  121. 121. contenteditable not supported:<br />Automatic switch to mobile version<br /><system>inetpubwwwrootwssVirtualDirectories80App_browserscompat.browser<br /><!-- iPad Safari Browser --> <!-- sample UA "Mozilla/5.0 (iPad; U; CPU OS 4_2_1 like Mac OS X; en-us) AppleWebKit/533.17.9 (KHTML, like Gecko) Version/5.0.2 Mobile/8C148 Safari/6533.18.5" --> <browser id="iPadSafari" parentID="AppleSafari"> <identification> <userAgent match="iPad" /> <userAgent match="Mobile" /> </identification> <capabilities> <capability name="isMobileDevice" value="true" /> <capability name="canInitiateVoiceCall" value="true" /> <capability name="optimumPageWeight" value="1500" /> <capability name="requiresViewportMetaTag" value="true" /> <capability name="supportsTouchScreen" value="true" /> <capability name="telephoneNumberDetectionDisabled" value="true" /> </capabilities> </browser><br />iPad and SharePoint: contenteditable 1/4<br />43<br />

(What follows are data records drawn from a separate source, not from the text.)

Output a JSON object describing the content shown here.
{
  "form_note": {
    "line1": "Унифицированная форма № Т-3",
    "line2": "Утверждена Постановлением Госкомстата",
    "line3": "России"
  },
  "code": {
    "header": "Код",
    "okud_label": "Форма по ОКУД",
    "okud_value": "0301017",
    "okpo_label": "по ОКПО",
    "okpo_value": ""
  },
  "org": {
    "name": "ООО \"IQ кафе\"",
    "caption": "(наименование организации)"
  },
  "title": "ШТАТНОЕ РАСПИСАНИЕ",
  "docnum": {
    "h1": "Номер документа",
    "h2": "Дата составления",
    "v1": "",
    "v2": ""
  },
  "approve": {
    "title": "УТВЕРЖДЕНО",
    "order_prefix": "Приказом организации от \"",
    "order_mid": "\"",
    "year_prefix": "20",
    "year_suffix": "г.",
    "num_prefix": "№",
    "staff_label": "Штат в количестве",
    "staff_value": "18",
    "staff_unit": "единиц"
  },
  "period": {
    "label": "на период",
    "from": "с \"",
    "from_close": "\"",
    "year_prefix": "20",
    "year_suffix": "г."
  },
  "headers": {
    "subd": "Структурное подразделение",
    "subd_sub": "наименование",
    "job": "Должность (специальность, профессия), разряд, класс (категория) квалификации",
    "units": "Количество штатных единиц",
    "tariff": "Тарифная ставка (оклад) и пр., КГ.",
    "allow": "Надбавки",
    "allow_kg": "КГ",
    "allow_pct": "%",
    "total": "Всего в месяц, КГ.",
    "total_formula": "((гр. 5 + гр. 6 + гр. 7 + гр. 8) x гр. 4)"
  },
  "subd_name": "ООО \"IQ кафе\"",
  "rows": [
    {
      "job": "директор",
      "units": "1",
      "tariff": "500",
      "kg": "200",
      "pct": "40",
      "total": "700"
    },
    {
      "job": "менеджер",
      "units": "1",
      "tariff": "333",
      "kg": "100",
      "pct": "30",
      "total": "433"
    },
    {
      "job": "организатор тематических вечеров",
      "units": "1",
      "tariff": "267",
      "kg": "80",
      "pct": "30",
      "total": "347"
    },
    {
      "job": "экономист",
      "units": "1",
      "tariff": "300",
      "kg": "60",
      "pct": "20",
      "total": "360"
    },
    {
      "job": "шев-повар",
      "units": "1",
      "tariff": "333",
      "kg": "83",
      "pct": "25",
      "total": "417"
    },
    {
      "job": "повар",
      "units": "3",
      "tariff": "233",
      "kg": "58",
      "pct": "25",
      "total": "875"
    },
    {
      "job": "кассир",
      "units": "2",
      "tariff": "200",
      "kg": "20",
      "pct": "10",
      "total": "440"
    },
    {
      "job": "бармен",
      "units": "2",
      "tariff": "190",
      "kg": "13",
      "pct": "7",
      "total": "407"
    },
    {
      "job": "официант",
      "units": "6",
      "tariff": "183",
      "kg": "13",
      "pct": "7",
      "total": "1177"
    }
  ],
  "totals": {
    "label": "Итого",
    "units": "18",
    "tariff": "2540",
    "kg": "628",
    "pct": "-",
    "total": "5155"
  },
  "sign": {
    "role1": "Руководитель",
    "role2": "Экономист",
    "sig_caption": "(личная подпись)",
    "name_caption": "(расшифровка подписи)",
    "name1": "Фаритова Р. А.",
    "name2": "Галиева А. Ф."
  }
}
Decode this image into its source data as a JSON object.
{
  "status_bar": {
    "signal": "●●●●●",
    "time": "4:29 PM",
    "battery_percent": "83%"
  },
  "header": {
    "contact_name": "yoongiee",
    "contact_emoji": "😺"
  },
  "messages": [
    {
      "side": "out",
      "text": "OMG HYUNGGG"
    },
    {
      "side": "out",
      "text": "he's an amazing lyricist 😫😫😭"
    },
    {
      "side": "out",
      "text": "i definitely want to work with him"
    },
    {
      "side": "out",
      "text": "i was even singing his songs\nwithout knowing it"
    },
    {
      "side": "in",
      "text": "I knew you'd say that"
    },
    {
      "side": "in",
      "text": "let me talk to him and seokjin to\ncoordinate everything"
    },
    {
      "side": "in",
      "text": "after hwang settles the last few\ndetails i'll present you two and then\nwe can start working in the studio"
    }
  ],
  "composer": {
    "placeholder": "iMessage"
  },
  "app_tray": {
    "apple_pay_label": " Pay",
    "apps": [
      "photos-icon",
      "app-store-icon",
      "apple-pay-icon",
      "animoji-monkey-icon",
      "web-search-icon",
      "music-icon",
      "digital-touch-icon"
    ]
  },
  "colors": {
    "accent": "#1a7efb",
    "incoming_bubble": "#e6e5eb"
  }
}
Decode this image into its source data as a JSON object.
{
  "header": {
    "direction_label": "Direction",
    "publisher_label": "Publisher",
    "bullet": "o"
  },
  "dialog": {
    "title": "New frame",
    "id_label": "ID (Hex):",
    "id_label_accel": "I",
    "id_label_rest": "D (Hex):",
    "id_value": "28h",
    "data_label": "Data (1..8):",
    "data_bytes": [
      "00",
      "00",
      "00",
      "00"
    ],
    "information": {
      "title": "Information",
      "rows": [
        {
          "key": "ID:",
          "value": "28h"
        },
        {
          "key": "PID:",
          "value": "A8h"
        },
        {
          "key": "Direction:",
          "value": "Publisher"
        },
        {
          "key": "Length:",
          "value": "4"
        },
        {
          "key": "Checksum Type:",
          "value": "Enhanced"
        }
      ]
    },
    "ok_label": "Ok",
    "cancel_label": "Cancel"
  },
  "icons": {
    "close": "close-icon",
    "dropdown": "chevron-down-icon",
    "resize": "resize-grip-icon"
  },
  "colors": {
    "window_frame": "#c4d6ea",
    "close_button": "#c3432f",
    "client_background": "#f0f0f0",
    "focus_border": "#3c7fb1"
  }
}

  122. 122. contenteditable not supported:<br />b) Manually switch to mobile version<br />http:// URL /m/<br />http:// URL /_layouts/mobile/default.aspx<br />c) For short /m/ version, the MobilityRedirect feature has to be activated.<br />See also: Mobile development with SharePoint Foundation<br /><br />and:<br />iPad and SharePoint: contenteditable 2/4<br />44<br />
  123. 123. contenteditable not supported:<br />iisreset / noforce<br />Want to see how a page is rendered for mobile?<br />?mobile=1<br />Source:<br />iPad and SharePoint: contenteditable 3/4<br />45<br />
  124. 124. iPad and SharePoint: contenteditable4/4<br />46<br />
  125. 125. iPad and SharePoint: contenteditable4/4<br />47<br />
  126. 126. iPad and SharePoint: contenteditable4/4<br />48<br />
  127. 127. Two DIVs and a little bit of JavaScript.<br />Source:<br />iPad and SharePoint: Orientation awareness<br />49<br />
  128. 128. Two DIVs and a little bit of JavaScript.<br />Source:<br />iPad and SharePoint: Orientation awareness<br />50<br />
  129. 129. SharePoint 2010 und das iPad – Browser Support<br /><br />SharePoint 2010 und das iPad – Apps<br /><br />iPad and SharePoint: Additional links<br />51<br />
  130. 130. SharePoint Client Object Model<br /><br />Mobile Development with SharePoint Foundation<br /><br />TechNet: “Plan for mobile devices” (<br />Existing solution: mobile entrée<br /><br />HTML5 + SharePoint: Additional links<br />52<br />
  131. 131. DEMO<br />DEMO<br />53<br />
  132. 132. HTML11<br /><br />The Future?<br />54<br />
  133. 133. Mytalks on thistopic (2011)<br />55<br />
  134. 134. Christian Heindel<br />christian<br />Twitter: @c_heindel<br /><br />Telefon: +49 (351) 8332-234<br />Communardo Software GmbH<br />Kleiststraße 10 a<br />01129 Dresden<br /><br /><br />Telefon: +49 (351) 833 820<br />Standort Stuttgart<br />Königstraße 10c<br />70173 Stuttgart<br />Telefon: +49 (711) 222 540<br />Contact<br />56<br />